A Motorcycle Odyssey: Segovia to Granada

Posted by on December 27, 2016 at 12:32 pm

Segovia to Granada (340 miles) Day 5 Yawning prodigiously, we rose from our slumbers earlier than usual.  Today, we had a long ride ahead of us.  As we roared out of Segovia the ubiquitous wind continued to haunt us. Skirting round Madrid, we rumbled across the flattish plain of Central Spain, through the Province of […]

A Motorcycle Odyssey: Morocco

Posted by on November 12, 2016 at 1:46 pm

As the ship sailed out of the port, we began to feel like we were on a roller coaster ride. The bow end would surge upwards to meet the menacing sky, and then crash down a dizzying watery trough to thump the sea with a loud ‘bang.’ This settled into a monotonous but terrifying rhythm. Already, there was a significant absence of passengers. They had headed for their cabins in various stages of sea-sickness. The Chief Biker was severely affected and was to spend the whole night with his head suspended in sick bags. In between bouts of nausea he was heard to mutter that he hoped Vera was faring better than he was. Yes, he was thinking about his bike before anything else!

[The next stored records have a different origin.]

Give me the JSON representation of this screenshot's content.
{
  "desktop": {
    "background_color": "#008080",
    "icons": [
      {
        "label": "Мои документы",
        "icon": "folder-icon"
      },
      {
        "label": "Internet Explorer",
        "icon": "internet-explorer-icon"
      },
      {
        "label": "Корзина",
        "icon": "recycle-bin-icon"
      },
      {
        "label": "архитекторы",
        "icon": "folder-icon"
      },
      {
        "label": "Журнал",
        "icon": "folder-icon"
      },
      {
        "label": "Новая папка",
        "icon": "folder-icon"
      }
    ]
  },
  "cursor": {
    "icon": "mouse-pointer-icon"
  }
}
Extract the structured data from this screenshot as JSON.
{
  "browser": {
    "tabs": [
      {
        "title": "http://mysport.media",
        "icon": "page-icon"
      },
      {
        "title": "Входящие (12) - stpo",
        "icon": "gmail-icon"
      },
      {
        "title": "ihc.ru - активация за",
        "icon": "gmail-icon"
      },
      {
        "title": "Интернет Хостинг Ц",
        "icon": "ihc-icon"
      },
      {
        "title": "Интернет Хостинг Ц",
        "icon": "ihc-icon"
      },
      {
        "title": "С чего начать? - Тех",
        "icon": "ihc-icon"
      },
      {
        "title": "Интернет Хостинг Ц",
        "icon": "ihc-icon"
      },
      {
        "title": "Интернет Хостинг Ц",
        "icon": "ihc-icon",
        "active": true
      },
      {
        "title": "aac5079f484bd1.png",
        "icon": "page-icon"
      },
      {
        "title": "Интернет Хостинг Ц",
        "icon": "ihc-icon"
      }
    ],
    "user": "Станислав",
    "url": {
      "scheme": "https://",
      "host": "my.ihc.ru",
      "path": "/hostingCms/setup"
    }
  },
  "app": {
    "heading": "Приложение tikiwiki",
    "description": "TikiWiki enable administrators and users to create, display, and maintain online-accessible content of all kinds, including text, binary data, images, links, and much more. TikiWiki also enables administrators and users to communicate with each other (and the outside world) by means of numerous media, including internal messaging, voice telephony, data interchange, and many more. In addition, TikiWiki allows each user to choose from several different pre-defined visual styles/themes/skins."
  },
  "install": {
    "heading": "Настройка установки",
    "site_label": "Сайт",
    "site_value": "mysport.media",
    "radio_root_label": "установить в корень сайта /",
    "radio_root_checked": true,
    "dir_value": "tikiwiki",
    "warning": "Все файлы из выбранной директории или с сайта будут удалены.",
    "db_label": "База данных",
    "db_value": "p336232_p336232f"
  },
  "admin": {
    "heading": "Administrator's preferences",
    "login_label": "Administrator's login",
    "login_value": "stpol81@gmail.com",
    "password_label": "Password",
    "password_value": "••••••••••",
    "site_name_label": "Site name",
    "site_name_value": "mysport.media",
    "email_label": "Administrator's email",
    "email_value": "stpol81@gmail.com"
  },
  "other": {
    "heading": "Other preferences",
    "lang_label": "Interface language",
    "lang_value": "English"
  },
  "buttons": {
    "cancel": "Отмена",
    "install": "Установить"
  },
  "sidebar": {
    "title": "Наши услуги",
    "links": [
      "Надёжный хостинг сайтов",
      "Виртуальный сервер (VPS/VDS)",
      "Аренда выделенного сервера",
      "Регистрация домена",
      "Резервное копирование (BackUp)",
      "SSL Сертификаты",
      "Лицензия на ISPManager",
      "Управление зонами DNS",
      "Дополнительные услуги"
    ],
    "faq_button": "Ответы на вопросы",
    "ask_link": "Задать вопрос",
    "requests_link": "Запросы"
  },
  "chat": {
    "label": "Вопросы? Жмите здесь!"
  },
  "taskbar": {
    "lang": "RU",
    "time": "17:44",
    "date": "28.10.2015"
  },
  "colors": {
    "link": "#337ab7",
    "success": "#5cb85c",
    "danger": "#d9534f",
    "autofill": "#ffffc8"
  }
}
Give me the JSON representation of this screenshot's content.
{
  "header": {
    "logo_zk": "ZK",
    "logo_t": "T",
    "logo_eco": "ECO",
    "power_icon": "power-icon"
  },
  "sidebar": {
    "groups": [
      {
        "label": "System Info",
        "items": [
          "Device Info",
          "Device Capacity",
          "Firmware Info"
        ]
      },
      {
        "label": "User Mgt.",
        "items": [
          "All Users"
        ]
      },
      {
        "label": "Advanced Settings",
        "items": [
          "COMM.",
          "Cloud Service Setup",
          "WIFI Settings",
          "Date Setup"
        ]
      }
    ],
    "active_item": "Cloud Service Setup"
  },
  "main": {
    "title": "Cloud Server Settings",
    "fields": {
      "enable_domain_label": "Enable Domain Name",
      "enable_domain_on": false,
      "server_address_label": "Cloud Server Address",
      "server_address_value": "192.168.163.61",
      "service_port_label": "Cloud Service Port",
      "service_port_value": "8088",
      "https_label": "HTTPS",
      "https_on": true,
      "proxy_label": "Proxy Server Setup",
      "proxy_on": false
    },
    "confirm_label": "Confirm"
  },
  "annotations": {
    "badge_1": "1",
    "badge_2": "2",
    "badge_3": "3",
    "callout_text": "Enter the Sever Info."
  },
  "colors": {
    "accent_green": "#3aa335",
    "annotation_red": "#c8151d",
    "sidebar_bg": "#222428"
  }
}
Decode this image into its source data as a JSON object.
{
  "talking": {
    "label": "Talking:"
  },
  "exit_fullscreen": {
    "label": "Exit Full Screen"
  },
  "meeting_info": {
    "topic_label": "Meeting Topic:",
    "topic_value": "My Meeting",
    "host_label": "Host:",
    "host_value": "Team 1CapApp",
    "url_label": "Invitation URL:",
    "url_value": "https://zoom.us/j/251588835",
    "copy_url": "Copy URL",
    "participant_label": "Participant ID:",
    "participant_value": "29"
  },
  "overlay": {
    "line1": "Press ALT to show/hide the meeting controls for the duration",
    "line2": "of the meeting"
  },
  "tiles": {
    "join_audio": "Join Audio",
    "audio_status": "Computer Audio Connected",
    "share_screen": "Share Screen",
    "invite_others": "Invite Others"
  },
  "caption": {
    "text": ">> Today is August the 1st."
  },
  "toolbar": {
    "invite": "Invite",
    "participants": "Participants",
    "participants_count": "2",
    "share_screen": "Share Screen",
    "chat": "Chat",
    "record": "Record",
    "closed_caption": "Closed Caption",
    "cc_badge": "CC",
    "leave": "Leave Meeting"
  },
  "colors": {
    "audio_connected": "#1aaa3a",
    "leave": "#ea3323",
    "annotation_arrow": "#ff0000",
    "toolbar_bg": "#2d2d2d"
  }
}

Sir Walter Scott and his Clarty Hole Farmhouse: Abbotsford

Posted by on October 10, 2015 at 4:40 am

“ A flibertygibbet of a house, the “Dalilah of his imagination” and his “Conundrum Castle” that would suit none but an antiquary.” Sir Walter Scott Clarty Hole to Abbotsford

A Tribute to Palmyra: Jewel of the Middle East: Temple of Bel

Posted by on October 6, 2015 at 7:12 pm

The Temple of Bel

This imposing building stood erect on a mound (a tell, in archaeological parlance). Because it was the main temple in Palmyra, I often think of it as equating to a modern-day cathedral. To the original inhabitants it’s destruction would be like destroying their spiritual and religious home.

Duns Scotus and the Schoolmen: Origin of the word ‘Dunce’

Posted by on August 25, 2014 at 4:37 pm

So, what is the origin of the word’ dunce?’ Before labelling someone thus, check the meaning! The person for whom it was originally intended was Duns Scotus a brilliant theologian and philosopher, who lived at the endo of the 13th century and into the early years of the 14th century, very turbulent times.

All for One and One for All! Tous pour Un et Un pour Tous! D’Artagnan’s Place of Origin

Posted by on October 19, 2013 at 5:38 pm

Who was the real life d’Artagnan? Town of Luiac, Gers: All for One and One for all! Tous pour Un et Un pour tous!